▶ Exercise directions
In full and without alteration, return the records below.

▶ Dataset records
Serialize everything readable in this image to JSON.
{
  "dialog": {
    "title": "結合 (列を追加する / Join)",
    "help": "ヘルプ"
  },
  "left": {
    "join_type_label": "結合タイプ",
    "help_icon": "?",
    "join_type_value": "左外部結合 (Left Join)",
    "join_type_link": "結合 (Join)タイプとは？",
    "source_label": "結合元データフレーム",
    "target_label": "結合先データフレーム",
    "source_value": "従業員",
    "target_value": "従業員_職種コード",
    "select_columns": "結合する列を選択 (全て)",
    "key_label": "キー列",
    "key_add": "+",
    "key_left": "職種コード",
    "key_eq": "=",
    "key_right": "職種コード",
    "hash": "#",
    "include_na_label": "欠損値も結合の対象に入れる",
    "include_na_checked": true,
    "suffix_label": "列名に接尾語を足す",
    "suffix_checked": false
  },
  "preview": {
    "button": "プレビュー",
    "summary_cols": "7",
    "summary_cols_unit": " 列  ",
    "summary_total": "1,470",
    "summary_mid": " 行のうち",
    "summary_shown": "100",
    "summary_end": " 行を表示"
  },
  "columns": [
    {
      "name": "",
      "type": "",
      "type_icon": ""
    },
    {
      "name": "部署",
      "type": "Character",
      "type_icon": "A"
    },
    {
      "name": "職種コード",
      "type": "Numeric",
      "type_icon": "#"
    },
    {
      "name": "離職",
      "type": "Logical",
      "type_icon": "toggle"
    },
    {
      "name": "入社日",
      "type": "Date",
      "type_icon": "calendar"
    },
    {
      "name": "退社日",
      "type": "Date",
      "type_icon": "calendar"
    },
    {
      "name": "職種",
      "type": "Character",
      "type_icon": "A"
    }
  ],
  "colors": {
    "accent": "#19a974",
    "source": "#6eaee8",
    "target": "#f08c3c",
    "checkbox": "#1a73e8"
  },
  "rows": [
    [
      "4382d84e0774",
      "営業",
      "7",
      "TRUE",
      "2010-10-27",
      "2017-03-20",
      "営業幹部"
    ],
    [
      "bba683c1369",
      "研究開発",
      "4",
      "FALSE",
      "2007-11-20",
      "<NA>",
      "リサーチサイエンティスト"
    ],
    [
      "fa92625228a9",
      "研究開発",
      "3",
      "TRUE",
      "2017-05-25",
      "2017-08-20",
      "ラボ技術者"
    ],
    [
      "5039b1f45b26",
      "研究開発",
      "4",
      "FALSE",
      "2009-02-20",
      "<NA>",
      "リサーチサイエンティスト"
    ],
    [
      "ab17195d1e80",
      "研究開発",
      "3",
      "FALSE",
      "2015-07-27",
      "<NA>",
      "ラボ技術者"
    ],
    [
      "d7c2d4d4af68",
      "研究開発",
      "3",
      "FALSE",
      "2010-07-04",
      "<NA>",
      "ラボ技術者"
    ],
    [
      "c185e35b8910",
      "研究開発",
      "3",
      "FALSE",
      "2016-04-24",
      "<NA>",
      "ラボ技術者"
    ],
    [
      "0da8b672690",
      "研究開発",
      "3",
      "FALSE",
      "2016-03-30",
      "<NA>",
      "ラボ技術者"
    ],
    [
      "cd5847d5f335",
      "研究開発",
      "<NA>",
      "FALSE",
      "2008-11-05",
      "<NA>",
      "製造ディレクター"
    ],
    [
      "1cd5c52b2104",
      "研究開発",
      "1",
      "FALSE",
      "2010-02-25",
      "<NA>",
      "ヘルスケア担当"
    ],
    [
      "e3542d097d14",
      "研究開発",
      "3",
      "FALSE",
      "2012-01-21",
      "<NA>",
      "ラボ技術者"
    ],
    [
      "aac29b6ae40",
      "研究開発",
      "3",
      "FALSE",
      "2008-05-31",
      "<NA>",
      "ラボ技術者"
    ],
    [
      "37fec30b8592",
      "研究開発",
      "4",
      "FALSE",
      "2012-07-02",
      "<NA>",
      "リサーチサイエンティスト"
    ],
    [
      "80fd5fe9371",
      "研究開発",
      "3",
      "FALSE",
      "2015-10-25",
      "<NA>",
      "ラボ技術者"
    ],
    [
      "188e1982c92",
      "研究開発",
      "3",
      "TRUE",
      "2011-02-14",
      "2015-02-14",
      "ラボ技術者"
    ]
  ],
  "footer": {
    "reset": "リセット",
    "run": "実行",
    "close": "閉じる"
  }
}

▶ Response to the exercise
Serialize everything readable in this image to JSON.
{
  "dialog": {
    "title": "結合 (列を追加する / Join)",
    "help": "ヘルプ"
  },
  "left": {
    "join_type_label": "結合タイプ",
    "help_icon": "?",
    "join_type_value": "左外部結合 (Left Join)",
    "join_type_link": "結合 (Join)タイプとは？",
    "source_label": "結合元データフレーム",
    "target_label": "結合先データフレーム",
    "source_value": "従業員",
    "target_value": "従業員_職種コード",
    "select_columns": "結合する列を選択 (全て)",
    "key_label": "キー列",
    "key_add": "+",
    "key_left": "職種コード",
    "key_eq": "=",
    "key_right": "職種コード",
    "hash": "#",
    "include_na_label": "欠損値も結合の対象に入れる",
    "include_na_checked": true,
    "suffix_label": "列名に接尾語を足す",
    "suffix_checked": false
  },
  "preview": {
    "button": "プレビュー",
    "summary_cols": "7",
    "summary_cols_unit": " 列  ",
    "summary_total": "1,470",
    "summary_mid": " 行のうち",
    "summary_shown": "100",
    "summary_end": " 行を表示"
  },
  "columns": [
    {
      "name": "",
      "type": "",
      "type_icon": ""
    },
    {
      "name": "部署",
      "type": "Character",
      "type_icon": "A"
    },
    {
      "name": "職種コード",
      "type": "Numeric",
      "type_icon": "#"
    },
    {
      "name": "離職",
      "type": "Logical",
      "type_icon": "toggle"
    },
    {
      "name": "入社日",
      "type": "Date",
      "type_icon": "calendar"
    },
    {
      "name": "退社日",
      "type": "Date",
      "type_icon": "calendar"
    },
    {
      "name": "職種",
      "type": "Character",
      "type_icon": "A"
    }
  ],
  "colors": {
    "accent": "#19a974",
    "source": "#6eaee8",
    "target": "#f08c3c",
    "checkbox": "#1a73e8"
  },
  "rows": [
    [
      "4382d84e0774",
      "営業",
      "7",
      "TRUE",
      "2010-10-27",
      "2017-03-20",
      "営業幹部"
    ],
    [
      "bba683c1369",
      "研究開発",
      "4",
      "FALSE",
      "2007-11-20",
      "<NA>",
      "リサーチサイエンティスト"
    ],
    [
      "fa92625228a9",
      "研究開発",
      "3",
      "TRUE",
      "2017-05-25",
      "2017-08-20",
      "ラボ技術者"
    ],
    [
      "5039b1f45b26",
      "研究開発",
      "4",
      "FALSE",
      "2009-02-20",
      "<NA>",
      "リサーチサイエンティスト"
    ],
    [
      "ab17195d1e80",
      "研究開発",
      "3",
      "FALSE",
      "2015-07-27",
      "<NA>",
      "ラボ技術者"
    ],
    [
      "d7c2d4d4af68",
      "研究開発",
      "3",
      "FALSE",
      "2010-07-04",
      "<NA>",
      "ラボ技術者"
    ],
    [
      "c185e35b8910",
      "研究開発",
      "3",
      "FALSE",
      "2016-04-24",
      "<NA>",
      "ラボ技術者"
    ],
    [
      "0da8b672690",
      "研究開発",
      "3",
      "FALSE",
      "2016-03-30",
      "<NA>",
      "ラボ技術者"
    ],
    [
      "cd5847d5f335",
      "研究開発",
      "<NA>",
      "FALSE",
      "2008-11-05",
      "<NA>",
      "製造ディレクター"
    ],
    [
      "1cd5c52b2104",
      "研究開発",
      "1",
      "FALSE",
      "2010-02-25",
      "<NA>",
      "ヘルスケア担当"
    ],
    [
      "e3542d097d14",
      "研究開発",
      "3",
      "FALSE",
      "2012-01-21",
      "<NA>",
      "ラボ技術者"
    ],
    [
      "aac29b6ae40",
      "研究開発",
      "3",
      "FALSE",
      "2008-05-31",
      "<NA>",
      "ラボ技術者"
    ],
    [
      "37fec30b8592",
      "研究開発",
      "4",
      "FALSE",
      "2012-07-02",
      "<NA>",
      "リサーチサイエンティスト"
    ],
    [
      "80fd5fe9371",
      "研究開発",
      "3",
      "FALSE",
      "2015-10-25",
      "<NA>",
      "ラボ技術者"
    ],
    [
      "188e1982c92",
      "研究開発",
      "3",
      "TRUE",
      "2011-02-14",
      "2015-02-14",
      "ラボ技術者"
    ]
  ],
  "footer": {
    "reset": "リセット",
    "run": "実行",
    "close": "閉じる"
  }
}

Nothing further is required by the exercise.